> _Task to complete_: Nothing in the records may be altered, and no picture may be included. Restate them in full.

* * *

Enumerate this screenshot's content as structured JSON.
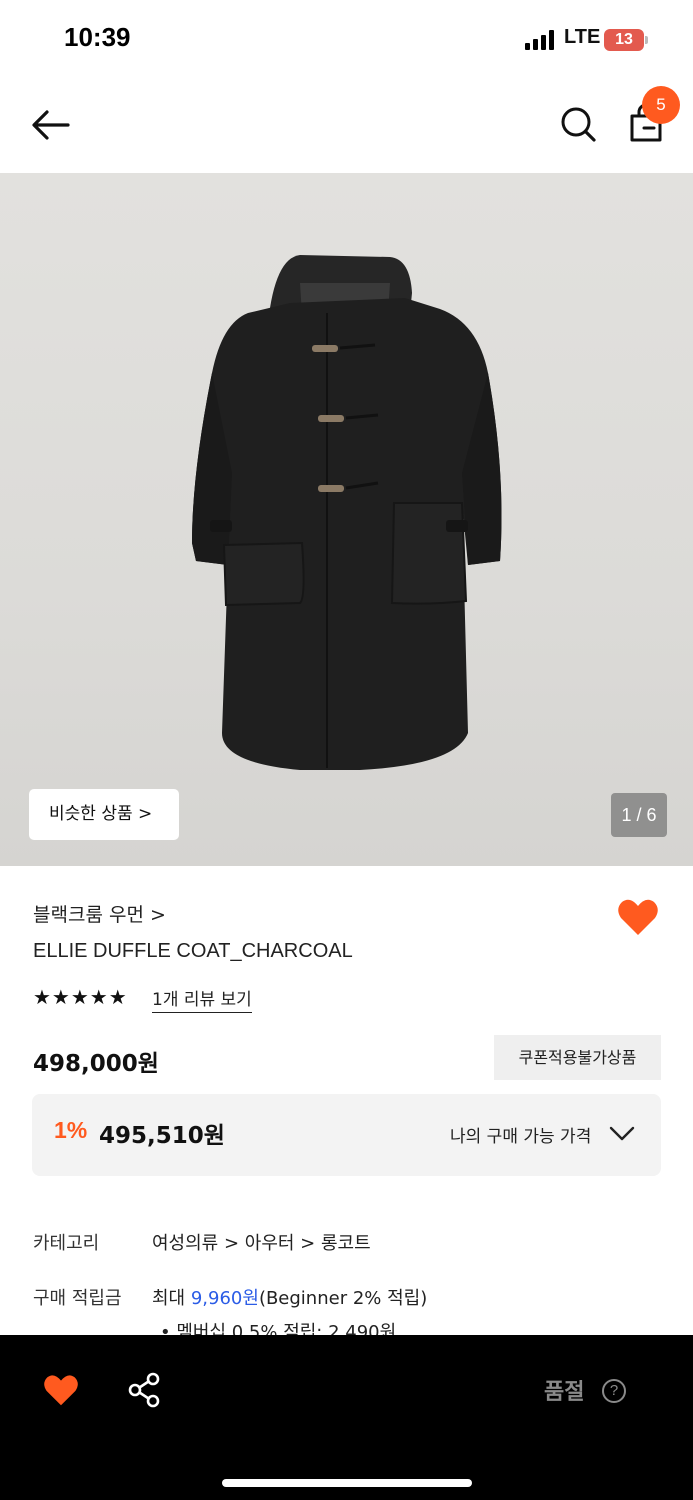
{
  "status": {
    "time": "10:39",
    "network": "LTE",
    "battery": "13"
  },
  "nav": {
    "cart_count": "5"
  },
  "image": {
    "similar_label": "비슷한 상품 >",
    "counter": "1 / 6"
  },
  "product": {
    "brand": "블랙크룸 우먼 >",
    "name": "ELLIE DUFFLE COAT_CHARCOAL",
    "stars": "★★★★★",
    "review_link": "1개 리뷰 보기",
    "price": "498,000원",
    "coupon_tag": "쿠폰적용불가상품"
  },
  "my_price": {
    "discount": "1%",
    "price": "495,510원",
    "label": "나의 구매 가능 가격"
  },
  "details": {
    "category_label": "카테고리",
    "category_path": "여성의류 > 아우터 > 롱코트",
    "points_label": "구매 적립금",
    "points_prefix": "최대 ",
    "points_value": "9,960원",
    "points_suffix": "(Beginner 2% 적립)",
    "member_line": "•  멤버십 0.5% 적립: 2,490원"
  },
  "bottom": {
    "status_label": "품절",
    "help_glyph": "?"
  },
  "colors": {
    "accent": "#ff5a1f",
    "link_blue": "#2b5ce6"
  }
}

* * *

> _Exercise result_:
Enumerate this screenshot's content as structured JSON.
{
  "status": {
    "time": "10:39",
    "network": "LTE",
    "battery": "13"
  },
  "nav": {
    "cart_count": "5"
  },
  "image": {
    "similar_label": "비슷한 상품 >",
    "counter": "1 / 6"
  },
  "product": {
    "brand": "블랙크룸 우먼 >",
    "name": "ELLIE DUFFLE COAT_CHARCOAL",
    "stars": "★★★★★",
    "review_link": "1개 리뷰 보기",
    "price": "498,000원",
    "coupon_tag": "쿠폰적용불가상품"
  },
  "my_price": {
    "discount": "1%",
    "price": "495,510원",
    "label": "나의 구매 가능 가격"
  },
  "details": {
    "category_label": "카테고리",
    "category_path": "여성의류 > 아우터 > 롱코트",
    "points_label": "구매 적립금",
    "points_prefix": "최대 ",
    "points_value": "9,960원",
    "points_suffix": "(Beginner 2% 적립)",
    "member_line": "•  멤버십 0.5% 적립: 2,490원"
  },
  "bottom": {
    "status_label": "품절",
    "help_glyph": "?"
  },
  "colors": {
    "accent": "#ff5a1f",
    "link_blue": "#2b5ce6"
  }
}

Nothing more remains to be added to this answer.